Print all entries precisely as they are written.

BEGIN Excerpted records

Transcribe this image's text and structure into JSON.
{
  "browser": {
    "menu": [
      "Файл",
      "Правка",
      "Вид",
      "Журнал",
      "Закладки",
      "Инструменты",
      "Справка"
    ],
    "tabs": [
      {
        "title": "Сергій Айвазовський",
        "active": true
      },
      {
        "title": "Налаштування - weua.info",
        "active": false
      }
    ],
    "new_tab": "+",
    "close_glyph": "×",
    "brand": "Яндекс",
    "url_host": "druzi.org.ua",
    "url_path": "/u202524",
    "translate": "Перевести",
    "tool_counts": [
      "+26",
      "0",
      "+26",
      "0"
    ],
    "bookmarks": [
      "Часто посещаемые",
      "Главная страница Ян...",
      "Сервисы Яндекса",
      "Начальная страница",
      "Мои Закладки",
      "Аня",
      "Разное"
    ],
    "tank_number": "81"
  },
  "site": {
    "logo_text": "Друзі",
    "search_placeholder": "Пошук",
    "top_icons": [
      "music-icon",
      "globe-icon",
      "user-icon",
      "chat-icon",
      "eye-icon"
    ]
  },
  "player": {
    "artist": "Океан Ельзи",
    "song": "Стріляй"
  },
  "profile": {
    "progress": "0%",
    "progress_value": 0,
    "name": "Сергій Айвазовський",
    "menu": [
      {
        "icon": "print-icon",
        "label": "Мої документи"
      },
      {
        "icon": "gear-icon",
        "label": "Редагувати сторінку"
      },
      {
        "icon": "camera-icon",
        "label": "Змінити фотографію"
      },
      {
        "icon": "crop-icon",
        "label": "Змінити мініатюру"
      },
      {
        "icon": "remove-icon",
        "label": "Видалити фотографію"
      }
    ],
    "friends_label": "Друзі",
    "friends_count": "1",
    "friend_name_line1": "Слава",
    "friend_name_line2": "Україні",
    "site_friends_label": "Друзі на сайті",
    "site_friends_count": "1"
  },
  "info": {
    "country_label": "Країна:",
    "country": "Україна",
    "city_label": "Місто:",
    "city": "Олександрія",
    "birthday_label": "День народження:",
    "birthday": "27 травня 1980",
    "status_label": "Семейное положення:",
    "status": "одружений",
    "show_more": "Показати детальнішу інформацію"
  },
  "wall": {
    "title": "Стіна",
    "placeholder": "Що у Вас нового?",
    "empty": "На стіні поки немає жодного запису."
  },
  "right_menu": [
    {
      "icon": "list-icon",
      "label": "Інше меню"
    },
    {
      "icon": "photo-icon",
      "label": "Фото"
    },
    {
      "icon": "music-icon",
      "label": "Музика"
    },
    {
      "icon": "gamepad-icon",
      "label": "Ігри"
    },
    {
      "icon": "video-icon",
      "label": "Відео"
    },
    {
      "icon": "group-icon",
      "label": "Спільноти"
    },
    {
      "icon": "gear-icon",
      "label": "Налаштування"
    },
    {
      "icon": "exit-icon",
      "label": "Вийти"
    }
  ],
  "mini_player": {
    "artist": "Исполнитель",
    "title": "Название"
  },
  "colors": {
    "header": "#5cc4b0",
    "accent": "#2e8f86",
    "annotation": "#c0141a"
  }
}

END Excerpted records

▸ Solution to the exercise:
Transcribe this image's text and structure into JSON.
{
  "browser": {
    "menu": [
      "Файл",
      "Правка",
      "Вид",
      "Журнал",
      "Закладки",
      "Инструменты",
      "Справка"
    ],
    "tabs": [
      {
        "title": "Сергій Айвазовський",
        "active": true
      },
      {
        "title": "Налаштування - weua.info",
        "active": false
      }
    ],
    "new_tab": "+",
    "close_glyph": "×",
    "brand": "Яндекс",
    "url_host": "druzi.org.ua",
    "url_path": "/u202524",
    "translate": "Перевести",
    "tool_counts": [
      "+26",
      "0",
      "+26",
      "0"
    ],
    "bookmarks": [
      "Часто посещаемые",
      "Главная страница Ян...",
      "Сервисы Яндекса",
      "Начальная страница",
      "Мои Закладки",
      "Аня",
      "Разное"
    ],
    "tank_number": "81"
  },
  "site": {
    "logo_text": "Друзі",
    "search_placeholder": "Пошук",
    "top_icons": [
      "music-icon",
      "globe-icon",
      "user-icon",
      "chat-icon",
      "eye-icon"
    ]
  },
  "player": {
    "artist": "Океан Ельзи",
    "song": "Стріляй"
  },
  "profile": {
    "progress": "0%",
    "progress_value": 0,
    "name": "Сергій Айвазовський",
    "menu": [
      {
        "icon": "print-icon",
        "label": "Мої документи"
      },
      {
        "icon": "gear-icon",
        "label": "Редагувати сторінку"
      },
      {
        "icon": "camera-icon",
        "label": "Змінити фотографію"
      },
      {
        "icon": "crop-icon",
        "label": "Змінити мініатюру"
      },
      {
        "icon": "remove-icon",
        "label": "Видалити фотографію"
      }
    ],
    "friends_label": "Друзі",
    "friends_count": "1",
    "friend_name_line1": "Слава",
    "friend_name_line2": "Україні",
    "site_friends_label": "Друзі на сайті",
    "site_friends_count": "1"
  },
  "info": {
    "country_label": "Країна:",
    "country": "Україна",
    "city_label": "Місто:",
    "city": "Олександрія",
    "birthday_label": "День народження:",
    "birthday": "27 травня 1980",
    "status_label": "Семейное положення:",
    "status": "одружений",
    "show_more": "Показати детальнішу інформацію"
  },
  "wall": {
    "title": "Стіна",
    "placeholder": "Що у Вас нового?",
    "empty": "На стіні поки немає жодного запису."
  },
  "right_menu": [
    {
      "icon": "list-icon",
      "label": "Інше меню"
    },
    {
      "icon": "photo-icon",
      "label": "Фото"
    },
    {
      "icon": "music-icon",
      "label": "Музика"
    },
    {
      "icon": "gamepad-icon",
      "label": "Ігри"
    },
    {
      "icon": "video-icon",
      "label": "Відео"
    },
    {
      "icon": "group-icon",
      "label": "Спільноти"
    },
    {
      "icon": "gear-icon",
      "label": "Налаштування"
    },
    {
      "icon": "exit-icon",
      "label": "Вийти"
    }
  ],
  "mini_player": {
    "artist": "Исполнитель",
    "title": "Название"
  },
  "colors": {
    "header": "#5cc4b0",
    "accent": "#2e8f86",
    "annotation": "#c0141a"
  }
}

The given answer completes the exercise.